MINI Clubman Articles

2017 MINI Clubman Safety Ratings

Crash-Test Reports

Service & Repair

Estimated Service & Repair cost: $1,400 per year.

Save on maintenance costs and do your own repairs.

Warranty Coverage





Roadside Assistance Coverage


Free Scheduled Maintenance


What you should get in your warranty can be confusing. Make sure you are informed.

Learn More About Warranties

Warranties Explained


Often called a basic warranty or new-vehicle warranty, a bumper-to-bumper policy covers components like air conditioning, audio systems, vehicle sensors, fuel systems and major electrical components. Most policies exclude regular maintenance like fluid top offs and oil changes, but a few brands have separate free-maintenance provisions, and those that do offer them is slowly rising. Bumper-to-bumper warranties typically expire faster than powertrain warranties.


Don't be misled a 10-year or 100,000-mile powertrain warranty doesn't promise a decade of free repairs for your car. It typically covers just the engine and transmission, along with any other moving parts that lead to the wheels, like the driveshaft and constant velocity joints. Some automakers also bundle seat belts and airbags into their powertrain warranties.
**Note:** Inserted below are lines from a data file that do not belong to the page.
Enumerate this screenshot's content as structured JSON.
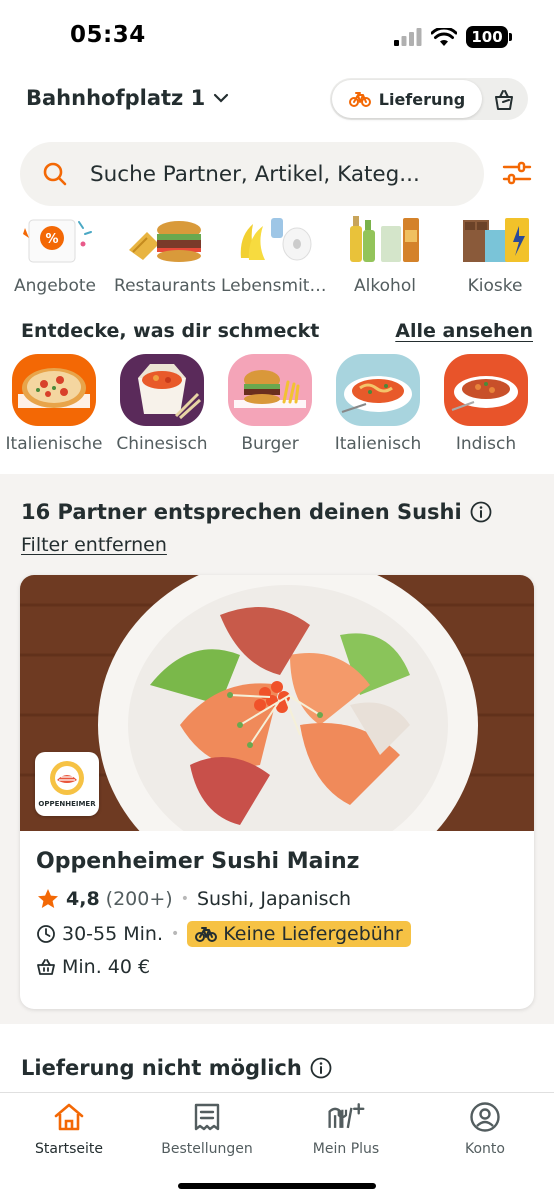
{
  "status_bar": {
    "time": "05:34",
    "battery": "100"
  },
  "header": {
    "address": "Bahnhofplatz 1",
    "delivery_label": "Lieferung"
  },
  "search": {
    "placeholder": "Suche Partner, Artikel, Kateg..."
  },
  "categories": [
    {
      "label": "Angebote"
    },
    {
      "label": "Restaurants"
    },
    {
      "label": "Lebensmittel"
    },
    {
      "label": "Alkohol"
    },
    {
      "label": "Kioske"
    }
  ],
  "discover": {
    "title": "Entdecke, was dir schmeckt",
    "see_all": "Alle ansehen",
    "cuisines": [
      {
        "label": "Italienische"
      },
      {
        "label": "Chinesisch"
      },
      {
        "label": "Burger"
      },
      {
        "label": "Italienisch"
      },
      {
        "label": "Indisch"
      }
    ]
  },
  "partners": {
    "title": "16 Partner entsprechen deinen Sushi",
    "remove_filter": "Filter entfernen"
  },
  "restaurant": {
    "logo_text": "OPPENHEIMER",
    "name": "Oppenheimer Sushi Mainz",
    "rating": "4,8",
    "reviews": "(200+)",
    "cuisines": "Sushi, Japanisch",
    "delivery_time": "30-55 Min.",
    "delivery_fee": "Keine Liefergebühr",
    "min_order": "Min. 40 €"
  },
  "unavailable": {
    "title": "Lieferung nicht möglich"
  },
  "nav": {
    "home": "Startseite",
    "orders": "Bestellungen",
    "plus": "Mein Plus",
    "account": "Konto"
  },
  "colors": {
    "accent": "#f36805",
    "badge": "#f6c244",
    "text": "#242e30",
    "muted": "#535d5f"
  }
}
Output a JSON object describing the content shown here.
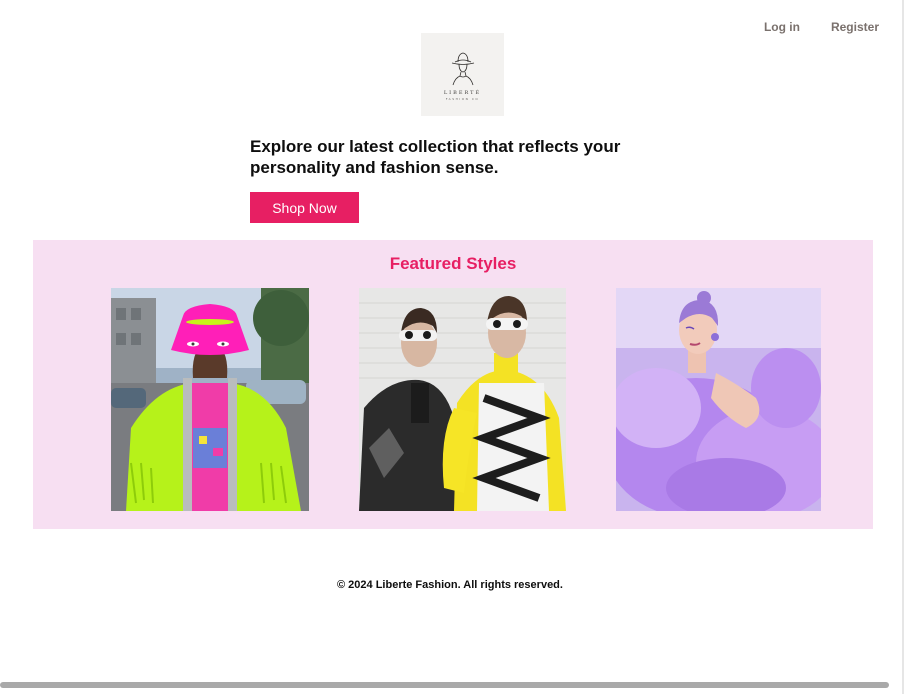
{
  "nav": {
    "login_label": "Log in",
    "register_label": "Register"
  },
  "logo": {
    "brand": "LIBERTÉ",
    "sub": "FASHION CO",
    "icon": "woman-in-hat-icon"
  },
  "hero": {
    "headline": "Explore our latest collection that reflects your personality and fashion sense.",
    "cta_label": "Shop Now"
  },
  "featured": {
    "title": "Featured Styles",
    "items": [
      {
        "name": "neon-jacket-style",
        "icon": "photo-neon-bucket-hat-green-fringe-jacket"
      },
      {
        "name": "monochrome-sunglasses-style",
        "icon": "photo-two-models-white-sunglasses"
      },
      {
        "name": "lilac-tulle-style",
        "icon": "photo-woman-lilac-tulle-dress"
      }
    ]
  },
  "footer": {
    "copyright": "© 2024 Liberte Fashion. All rights reserved."
  },
  "colors": {
    "accent": "#e71f63",
    "featured_bg": "#f7dff2",
    "nav_text": "#7a716d"
  }
}
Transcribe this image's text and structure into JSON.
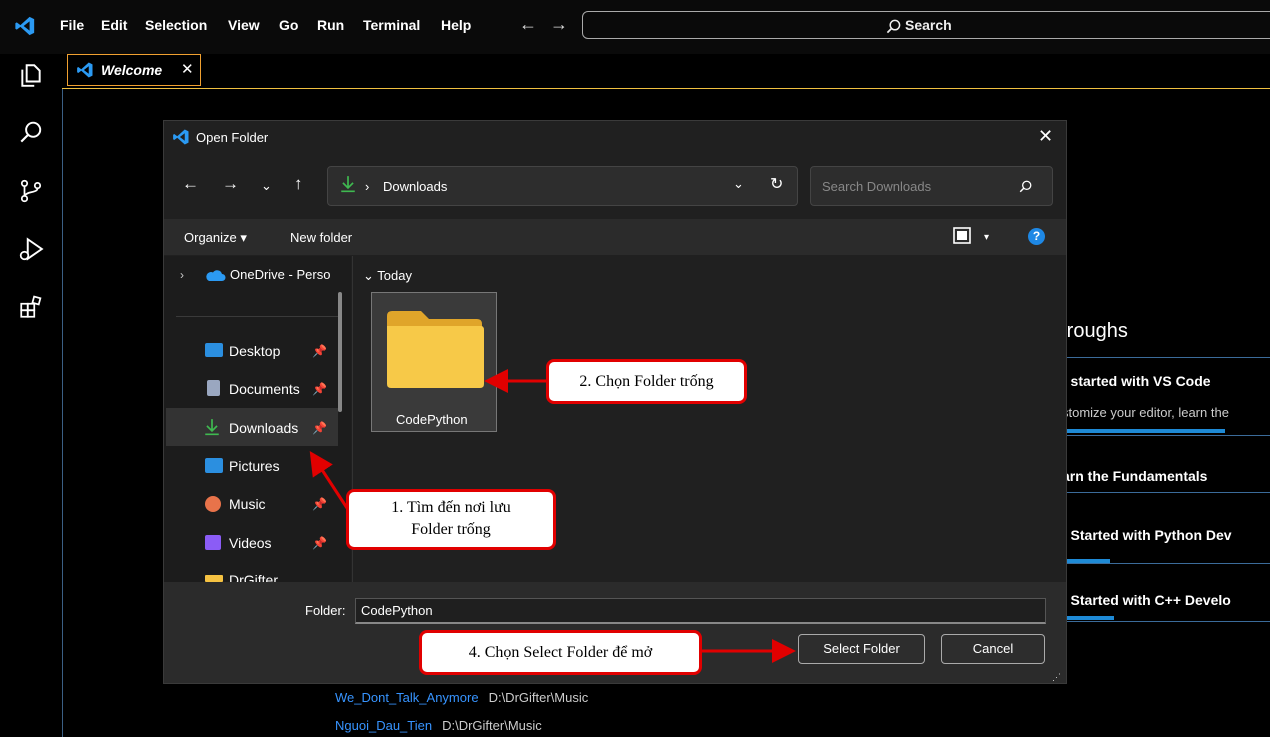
{
  "menu": {
    "items": [
      "File",
      "Edit",
      "Selection",
      "View",
      "Go",
      "Run",
      "Terminal",
      "Help"
    ],
    "search_label": "Search"
  },
  "tab": {
    "label": "Welcome"
  },
  "welcome": {
    "heading": "rroughs",
    "items": [
      {
        "title": "t started with VS Code",
        "desc": "stomize your editor, learn the"
      },
      {
        "title": "arn the Fundamentals"
      },
      {
        "title": "t Started with Python Dev"
      },
      {
        "title": "t Started with C++ Develo"
      }
    ],
    "recent": [
      {
        "name": "We_Dont_Talk_Anymore",
        "path": "D:\\DrGifter\\Music"
      },
      {
        "name": "Nguoi_Dau_Tien",
        "path": "D:\\DrGifter\\Music"
      }
    ]
  },
  "dialog": {
    "title": "Open Folder",
    "address": "Downloads",
    "search_placeholder": "Search Downloads",
    "organize": "Organize",
    "new_folder": "New folder",
    "help": "?",
    "nav": {
      "onedrive": "OneDrive - Perso",
      "items": [
        "Desktop",
        "Documents",
        "Downloads",
        "Pictures",
        "Music",
        "Videos",
        "DrGifter"
      ]
    },
    "group": "Today",
    "tile": "CodePython",
    "folder_label": "Folder:",
    "folder_value": "CodePython",
    "select_btn": "Select Folder",
    "cancel_btn": "Cancel"
  },
  "annotations": {
    "step1_line1": "1. Tìm đến nơi lưu",
    "step1_line2": "Folder trống",
    "step2": "2. Chọn Folder trống",
    "step4": "4. Chọn Select Folder để mở"
  },
  "colors": {
    "accent": "#1e88e5",
    "annotation": "#e10000",
    "folder": "#f5c242"
  }
}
With a few exceptions, powertrain warranties don't cover regular maintenance like engine tuneups and tire rotations.

Roadside Assistance

Some automakers include roadside assistance with their bumper-to-bumper or powertrain warranties, while others have separate policies. These programs cover anything from flat-tire changes and locksmith services to jump-starts and towing. Few reimburse incidental costs like motel rooms (if you have to wait for repairs).

Free Scheduled Maintenance

Some automakers include free scheduled maintenance for items such as oil changes, air filters and tire rotations. Some include consumables including brake pads and windshield wipers; others do not. They are typically for the first couple of years of ownership of a new car.

Other Years